*What you will do*
Retyping all the entries exactly is the whole task.

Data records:
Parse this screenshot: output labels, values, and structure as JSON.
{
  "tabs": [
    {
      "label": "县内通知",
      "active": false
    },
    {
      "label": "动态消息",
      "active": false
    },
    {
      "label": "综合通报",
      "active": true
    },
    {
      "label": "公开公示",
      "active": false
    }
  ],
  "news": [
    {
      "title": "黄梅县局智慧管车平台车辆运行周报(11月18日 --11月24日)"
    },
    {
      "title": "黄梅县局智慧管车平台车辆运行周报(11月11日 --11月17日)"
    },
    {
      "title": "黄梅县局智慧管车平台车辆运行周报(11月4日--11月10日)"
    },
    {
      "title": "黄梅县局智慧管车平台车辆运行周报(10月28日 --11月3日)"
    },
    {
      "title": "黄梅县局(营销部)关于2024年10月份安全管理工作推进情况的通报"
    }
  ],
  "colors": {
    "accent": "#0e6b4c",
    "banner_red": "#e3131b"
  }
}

*Expected output*
Parse this screenshot: output labels, values, and structure as JSON.
{
  "tabs": [
    {
      "label": "县内通知",
      "active": false
    },
    {
      "label": "动态消息",
      "active": false
    },
    {
      "label": "综合通报",
      "active": true
    },
    {
      "label": "公开公示",
      "active": false
    }
  ],
  "news": [
    {
      "title": "黄梅县局智慧管车平台车辆运行周报(11月18日 --11月24日)"
    },
    {
      "title": "黄梅县局智慧管车平台车辆运行周报(11月11日 --11月17日)"
    },
    {
      "title": "黄梅县局智慧管车平台车辆运行周报(11月4日--11月10日)"
    },
    {
      "title": "黄梅县局智慧管车平台车辆运行周报(10月28日 --11月3日)"
    },
    {
      "title": "黄梅县局(营销部)关于2024年10月份安全管理工作推进情况的通报"
    }
  ],
  "colors": {
    "accent": "#0e6b4c",
    "banner_red": "#e3131b"
  }
}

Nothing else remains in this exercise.